» Problem
Please restate the records that follow word for word, omitting any images.
____
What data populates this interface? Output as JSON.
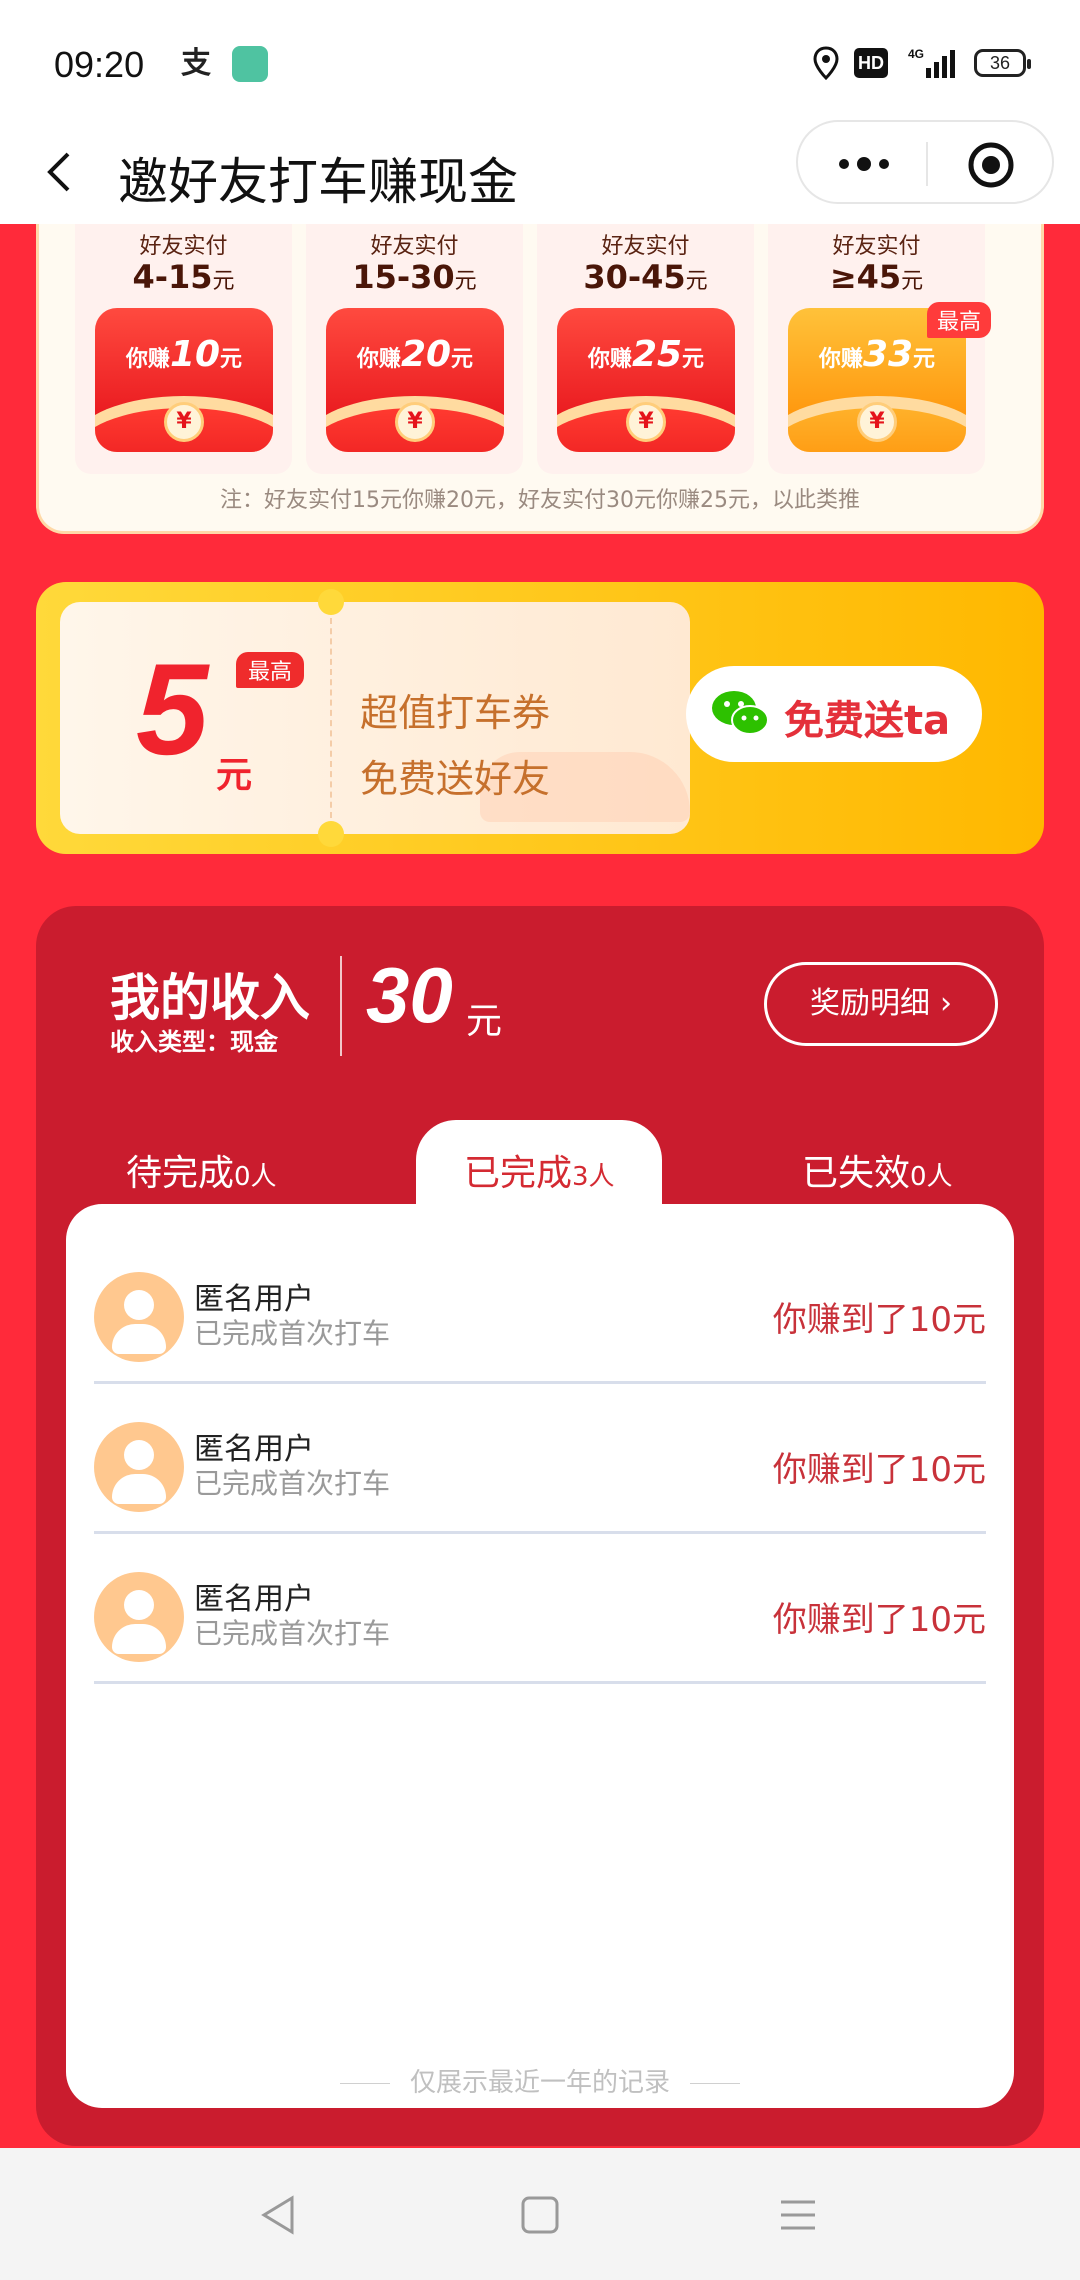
{
  "status": {
    "time": "09:20",
    "hd": "HD",
    "network": "4G",
    "battery": "36"
  },
  "nav": {
    "title": "邀好友打车赚现金"
  },
  "rewards": {
    "tiers": [
      {
        "label": "好友实付",
        "range": "4-15",
        "unit": "元",
        "earn_prefix": "你赚",
        "earn": "10",
        "earn_unit": "元",
        "badge": ""
      },
      {
        "label": "好友实付",
        "range": "15-30",
        "unit": "元",
        "earn_prefix": "你赚",
        "earn": "20",
        "earn_unit": "元",
        "badge": ""
      },
      {
        "label": "好友实付",
        "range": "30-45",
        "unit": "元",
        "earn_prefix": "你赚",
        "earn": "25",
        "earn_unit": "元",
        "badge": ""
      },
      {
        "label": "好友实付",
        "range": "≥45",
        "unit": "元",
        "earn_prefix": "你赚",
        "earn": "33",
        "earn_unit": "元",
        "badge": "最高"
      }
    ],
    "note": "注：好友实付15元你赚20元，好友实付30元你赚25元，以此类推"
  },
  "coupon": {
    "amount": "5",
    "unit": "元",
    "badge": "最高",
    "line1": "超值打车券",
    "line2": "免费送好友",
    "share_label": "免费送ta"
  },
  "income": {
    "title": "我的收入",
    "type_label": "收入类型：现金",
    "amount": "30",
    "unit": "元",
    "detail_label": "奖励明细",
    "tabs": [
      {
        "label": "待完成",
        "count": "0人"
      },
      {
        "label": "已完成",
        "count": "3人"
      },
      {
        "label": "已失效",
        "count": "0人"
      }
    ],
    "records": [
      {
        "name": "匿名用户",
        "status": "已完成首次打车",
        "earned": "你赚到了10元"
      },
      {
        "name": "匿名用户",
        "status": "已完成首次打车",
        "earned": "你赚到了10元"
      },
      {
        "name": "匿名用户",
        "status": "已完成首次打车",
        "earned": "你赚到了10元"
      }
    ],
    "footer": "仅展示最近一年的记录"
  },
  "colors": {
    "page_bg": "#ff2a3a",
    "panel": "#ca1c2e",
    "accent_red": "#e4303a",
    "coupon_gold": "#ffb800"
  }
}
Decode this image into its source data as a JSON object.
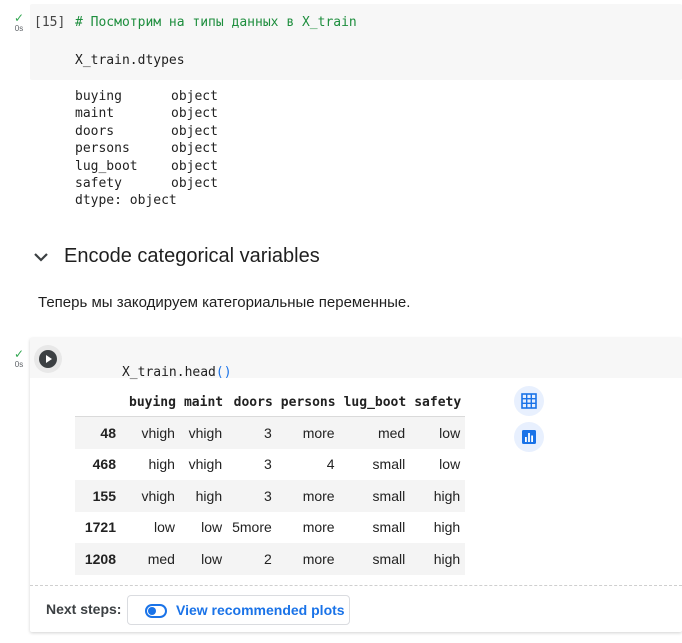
{
  "cell1": {
    "status_time": "0s",
    "execution_count": "[15]",
    "comment_line": "# Посмотрим на типы данных в X_train",
    "code_line": "X_train.dtypes",
    "output_rows": [
      {
        "name": "buying",
        "dtype": "object"
      },
      {
        "name": "maint",
        "dtype": "object"
      },
      {
        "name": "doors",
        "dtype": "object"
      },
      {
        "name": "persons",
        "dtype": "object"
      },
      {
        "name": "lug_boot",
        "dtype": "object"
      },
      {
        "name": "safety",
        "dtype": "object"
      }
    ],
    "output_footer": "dtype: object"
  },
  "section": {
    "heading": "Encode categorical variables",
    "paragraph": "Теперь мы закодируем категориальные переменные."
  },
  "cell2": {
    "status_time": "0s",
    "code_prefix": "X_train.head",
    "code_parens": "()",
    "table": {
      "columns": [
        "buying",
        "maint",
        "doors",
        "persons",
        "lug_boot",
        "safety"
      ],
      "rows": [
        {
          "index": "48",
          "values": [
            "vhigh",
            "vhigh",
            "3",
            "more",
            "med",
            "low"
          ]
        },
        {
          "index": "468",
          "values": [
            "high",
            "vhigh",
            "3",
            "4",
            "small",
            "low"
          ]
        },
        {
          "index": "155",
          "values": [
            "vhigh",
            "high",
            "3",
            "more",
            "small",
            "high"
          ]
        },
        {
          "index": "1721",
          "values": [
            "low",
            "low",
            "5more",
            "more",
            "small",
            "high"
          ]
        },
        {
          "index": "1208",
          "values": [
            "med",
            "low",
            "2",
            "more",
            "small",
            "high"
          ]
        }
      ]
    },
    "next_steps_label": "Next steps:",
    "view_plots_label": "View recommended plots"
  },
  "icons": {
    "status": "check-icon",
    "collapse": "chevron-down-icon",
    "run": "play-icon",
    "table_view": "table-icon",
    "chart_view": "bar-chart-icon",
    "toggle": "toggle-icon"
  },
  "colors": {
    "accent": "#1a73e8",
    "success": "#34a853",
    "comment": "#1e8e3e"
  }
}
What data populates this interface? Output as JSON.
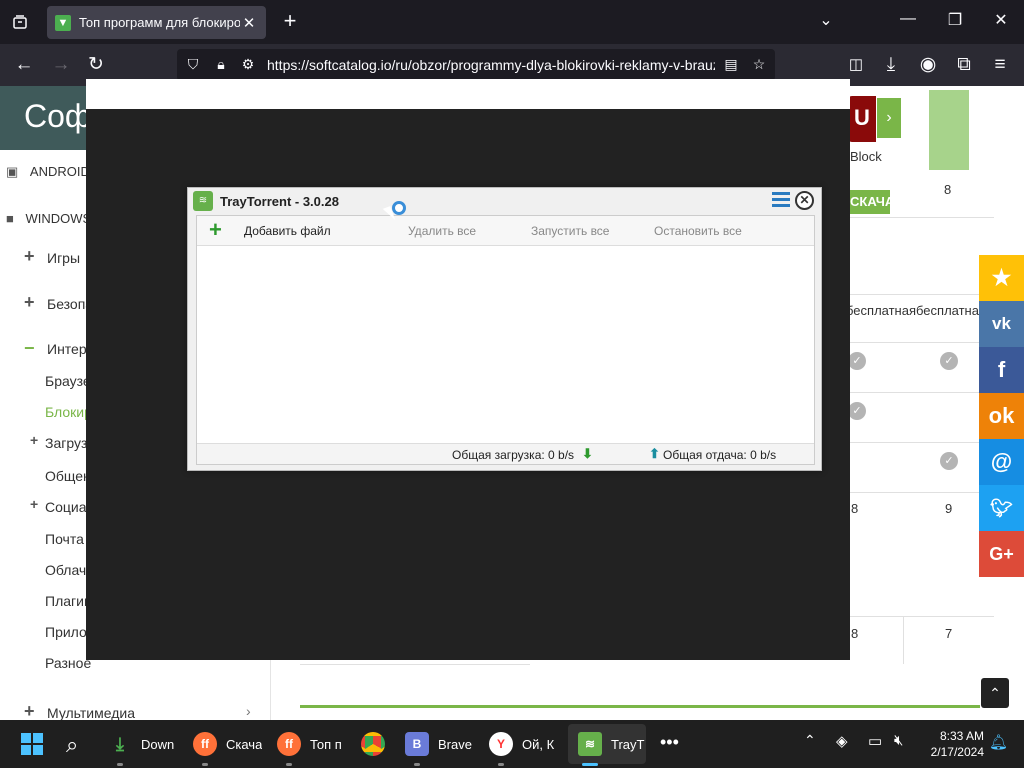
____
» Answer area
What data populates this interface? Output as JSON.
{
  "status": {
    "time": "09:20",
    "hd": "HD",
    "network": "4G",
    "battery": "36"
  },
  "nav": {
    "title": "邀好友打车赚现金"
  },
  "rewards": {
    "tiers": [
      {
        "label": "好友实付",
        "range": "4-15",
        "unit": "元",
        "earn_prefix": "你赚",
        "earn": "10",
        "earn_unit": "元",
        "badge": ""
      },
      {
        "label": "好友实付",
        "range": "15-30",
        "unit": "元",
        "earn_prefix": "你赚",
        "earn": "20",
        "earn_unit": "元",
        "badge": ""
      },
      {
        "label": "好友实付",
        "range": "30-45",
        "unit": "元",
        "earn_prefix": "你赚",
        "earn": "25",
        "earn_unit": "元",
        "badge": ""
      },
      {
        "label": "好友实付",
        "range": "≥45",
        "unit": "元",
        "earn_prefix": "你赚",
        "earn": "33",
        "earn_unit": "元",
        "badge": "最高"
      }
    ],
    "note": "注：好友实付15元你赚20元，好友实付30元你赚25元，以此类推"
  },
  "coupon": {
    "amount": "5",
    "unit": "元",
    "badge": "最高",
    "line1": "超值打车券",
    "line2": "免费送好友",
    "share_label": "免费送ta"
  },
  "income": {
    "title": "我的收入",
    "type_label": "收入类型：现金",
    "amount": "30",
    "unit": "元",
    "detail_label": "奖励明细",
    "tabs": [
      {
        "label": "待完成",
        "count": "0人"
      },
      {
        "label": "已完成",
        "count": "3人"
      },
      {
        "label": "已失效",
        "count": "0人"
      }
    ],
    "records": [
      {
        "name": "匿名用户",
        "status": "已完成首次打车",
        "earned": "你赚到了10元"
      },
      {
        "name": "匿名用户",
        "status": "已完成首次打车",
        "earned": "你赚到了10元"
      },
      {
        "name": "匿名用户",
        "status": "已完成首次打车",
        "earned": "你赚到了10元"
      }
    ],
    "footer": "仅展示最近一年的记录"
  },
  "colors": {
    "page_bg": "#ff2a3a",
    "panel": "#ca1c2e",
    "accent_red": "#e4303a",
    "coupon_gold": "#ffb800"
  }
}
Decode this image into its source data as a JSON object.
{
  "cell1": {
    "status_time": "0s",
    "execution_count": "[15]",
    "comment_line": "# Посмотрим на типы данных в X_train",
    "code_line": "X_train.dtypes",
    "output_rows": [
      {
        "name": "buying",
        "dtype": "object"
      },
      {
        "name": "maint",
        "dtype": "object"
      },
      {
        "name": "doors",
        "dtype": "object"
      },
      {
        "name": "persons",
        "dtype": "object"
      },
      {
        "name": "lug_boot",
        "dtype": "object"
      },
      {
        "name": "safety",
        "dtype": "object"
      }
    ],
    "output_footer": "dtype: object"
  },
  "section": {
    "heading": "Encode categorical variables",
    "paragraph": "Теперь мы закодируем категориальные переменные."
  },
  "cell2": {
    "status_time": "0s",
    "code_prefix": "X_train.head",
    "code_parens": "()",
    "table": {
      "columns": [
        "buying",
        "maint",
        "doors",
        "persons",
        "lug_boot",
        "safety"
      ],
      "rows": [
        {
          "index": "48",
          "values": [
            "vhigh",
            "vhigh",
            "3",
            "more",
            "med",
            "low"
          ]
        },
        {
          "index": "468",
          "values": [
            "high",
            "vhigh",
            "3",
            "4",
            "small",
            "low"
          ]
        },
        {
          "index": "155",
          "values": [
            "vhigh",
            "high",
            "3",
            "more",
            "small",
            "high"
          ]
        },
        {
          "index": "1721",
          "values": [
            "low",
            "low",
            "5more",
            "more",
            "small",
            "high"
          ]
        },
        {
          "index": "1208",
          "values": [
            "med",
            "low",
            "2",
            "more",
            "small",
            "high"
          ]
        }
      ]
    },
    "next_steps_label": "Next steps:",
    "view_plots_label": "View recommended plots"
  },
  "icons": {
    "status": "check-icon",
    "collapse": "chevron-down-icon",
    "run": "play-icon",
    "table_view": "table-icon",
    "chart_view": "bar-chart-icon",
    "toggle": "toggle-icon"
  },
  "colors": {
    "accent": "#1a73e8",
    "success": "#34a853",
    "comment": "#1e8e3e"
  }
}
What data populates this interface? Output as JSON.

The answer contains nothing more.